This time around the UAW could sign up the American workforce of foreign car companies for the same reason. The Detroit News reported earlier this year that a secret internal Toyota report had been leaked. Written by Seiichi Sudo, president of Toyota Engineering & Manufacturing for America, the 42-page report suggests that Toyota needs to get its labor costs down to whatever the prevailing wages are in the region where their factories are located. Now with companies such as GM allowed to pay as little as $14 per hour, Toyota studying ways to lower labor costs, and Honda Motor (HMC) deciding to hire new workers for its upcoming factory in southeastern Indiana only from certain surrounding counties, it appears that the era of Americans' building cars for the Japanese but never wanting to unionize might be ending.
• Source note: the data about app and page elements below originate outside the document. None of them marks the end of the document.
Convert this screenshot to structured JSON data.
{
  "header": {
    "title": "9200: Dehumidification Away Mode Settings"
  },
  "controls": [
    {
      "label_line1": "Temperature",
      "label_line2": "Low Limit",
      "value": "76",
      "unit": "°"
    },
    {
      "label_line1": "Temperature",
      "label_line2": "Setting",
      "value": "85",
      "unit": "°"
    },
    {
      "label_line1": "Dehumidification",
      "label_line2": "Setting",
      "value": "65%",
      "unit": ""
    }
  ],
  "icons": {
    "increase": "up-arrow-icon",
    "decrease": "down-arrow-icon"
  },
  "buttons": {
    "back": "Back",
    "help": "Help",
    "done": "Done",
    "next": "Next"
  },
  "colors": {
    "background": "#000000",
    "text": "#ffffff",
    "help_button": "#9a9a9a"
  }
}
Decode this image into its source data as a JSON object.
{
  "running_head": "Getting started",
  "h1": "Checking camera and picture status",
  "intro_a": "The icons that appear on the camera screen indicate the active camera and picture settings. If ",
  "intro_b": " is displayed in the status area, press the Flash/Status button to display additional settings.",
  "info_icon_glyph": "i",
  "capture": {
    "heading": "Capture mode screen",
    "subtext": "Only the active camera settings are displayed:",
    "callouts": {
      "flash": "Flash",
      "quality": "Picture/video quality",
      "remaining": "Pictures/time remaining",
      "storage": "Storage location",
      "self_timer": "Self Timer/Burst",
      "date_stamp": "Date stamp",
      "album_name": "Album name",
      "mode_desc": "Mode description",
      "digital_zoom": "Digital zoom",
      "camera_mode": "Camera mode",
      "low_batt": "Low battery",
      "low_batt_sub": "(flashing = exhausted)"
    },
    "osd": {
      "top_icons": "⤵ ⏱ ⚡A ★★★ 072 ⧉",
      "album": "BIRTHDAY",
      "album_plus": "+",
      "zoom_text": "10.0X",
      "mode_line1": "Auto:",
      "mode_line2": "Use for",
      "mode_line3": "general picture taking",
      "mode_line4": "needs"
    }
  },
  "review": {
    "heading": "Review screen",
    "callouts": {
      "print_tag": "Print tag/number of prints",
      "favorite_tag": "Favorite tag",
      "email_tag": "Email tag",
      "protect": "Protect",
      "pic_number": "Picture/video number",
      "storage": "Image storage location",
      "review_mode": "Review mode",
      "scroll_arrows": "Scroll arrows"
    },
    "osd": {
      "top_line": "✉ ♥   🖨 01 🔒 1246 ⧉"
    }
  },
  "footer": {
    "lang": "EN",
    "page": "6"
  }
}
If Toyota can move more quickly to cut its labor costs because its $25 hourly wage is high compared to GM's possible $14 in some positions, then GM is putting downward pressure on Japanese wages. So the Japanese could use GM's lower wages to put downward pressure on some of their employees—and those earning Japanese wages might start to think that union representation isn't a bad idea.
The long-term outlook isn't great for anyone. Henry Ford proved beyond doubt that paying his workers well not only stabilized his workforce but allowed his moving assembly line finally to reach its maximum potential. Ford lowered his car's price, paid his unskilled workers America's highest wages—$5 a day—and still became one of America's richest men.
But old Henry firmly believed something else: If his own workers could not afford to buy the products they made, his company would fail. At $14 an hour, these new workers will be able to afford few of the cars GM makes—or Ford, for that matter—so consumer wages and price deflation will continue their downward spiral.
This is the opposite of the scenario that created great wealth for everyone and defined the American Century. The only thing that will save Detroit is more hit vehicles, faster line speeds, and less suicidal incentives. In fact, Detroit's incentive costs are far greater than their costs for health care. Regardless of the deal they cut with the UAW today, absent those fundamental market moves, somebody in Detroit is bound to go away.